• [PROBLEM REQUIREMENTS] What you return must match the data exactly, line for line.

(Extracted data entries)
----------------------------------------

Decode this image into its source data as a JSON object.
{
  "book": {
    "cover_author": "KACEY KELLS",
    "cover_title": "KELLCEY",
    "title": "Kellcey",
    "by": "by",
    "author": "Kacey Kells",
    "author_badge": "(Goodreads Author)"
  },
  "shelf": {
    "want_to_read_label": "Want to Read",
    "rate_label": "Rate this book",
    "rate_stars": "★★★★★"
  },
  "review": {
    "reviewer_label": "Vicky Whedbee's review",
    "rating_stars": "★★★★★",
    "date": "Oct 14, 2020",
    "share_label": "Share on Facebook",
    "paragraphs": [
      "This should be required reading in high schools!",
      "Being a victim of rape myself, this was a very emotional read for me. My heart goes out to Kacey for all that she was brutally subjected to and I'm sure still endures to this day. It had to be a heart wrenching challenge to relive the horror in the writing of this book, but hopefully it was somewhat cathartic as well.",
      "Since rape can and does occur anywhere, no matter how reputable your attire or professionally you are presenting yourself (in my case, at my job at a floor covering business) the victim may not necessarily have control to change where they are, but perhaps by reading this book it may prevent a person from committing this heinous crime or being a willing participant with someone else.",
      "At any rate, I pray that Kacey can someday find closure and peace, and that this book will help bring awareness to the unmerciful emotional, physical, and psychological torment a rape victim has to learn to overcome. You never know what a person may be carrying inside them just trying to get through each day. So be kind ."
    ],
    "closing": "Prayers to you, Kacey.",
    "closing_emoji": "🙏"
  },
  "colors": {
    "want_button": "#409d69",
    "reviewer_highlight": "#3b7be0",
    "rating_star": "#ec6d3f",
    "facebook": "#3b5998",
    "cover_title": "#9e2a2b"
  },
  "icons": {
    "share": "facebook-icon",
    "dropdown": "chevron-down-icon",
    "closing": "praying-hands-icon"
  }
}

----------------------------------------

• [FINISHED EXERCISE]
Decode this image into its source data as a JSON object.
{
  "book": {
    "cover_author": "KACEY KELLS",
    "cover_title": "KELLCEY",
    "title": "Kellcey",
    "by": "by",
    "author": "Kacey Kells",
    "author_badge": "(Goodreads Author)"
  },
  "shelf": {
    "want_to_read_label": "Want to Read",
    "rate_label": "Rate this book",
    "rate_stars": "★★★★★"
  },
  "review": {
    "reviewer_label": "Vicky Whedbee's review",
    "rating_stars": "★★★★★",
    "date": "Oct 14, 2020",
    "share_label": "Share on Facebook",
    "paragraphs": [
      "This should be required reading in high schools!",
      "Being a victim of rape myself, this was a very emotional read for me. My heart goes out to Kacey for all that she was brutally subjected to and I'm sure still endures to this day. It had to be a heart wrenching challenge to relive the horror in the writing of this book, but hopefully it was somewhat cathartic as well.",
      "Since rape can and does occur anywhere, no matter how reputable your attire or professionally you are presenting yourself (in my case, at my job at a floor covering business) the victim may not necessarily have control to change where they are, but perhaps by reading this book it may prevent a person from committing this heinous crime or being a willing participant with someone else.",
      "At any rate, I pray that Kacey can someday find closure and peace, and that this book will help bring awareness to the unmerciful emotional, physical, and psychological torment a rape victim has to learn to overcome. You never know what a person may be carrying inside them just trying to get through each day. So be kind ."
    ],
    "closing": "Prayers to you, Kacey.",
    "closing_emoji": "🙏"
  },
  "colors": {
    "want_button": "#409d69",
    "reviewer_highlight": "#3b7be0",
    "rating_star": "#ec6d3f",
    "facebook": "#3b5998",
    "cover_title": "#9e2a2b"
  },
  "icons": {
    "share": "facebook-icon",
    "dropdown": "chevron-down-icon",
    "closing": "praying-hands-icon"
  }
}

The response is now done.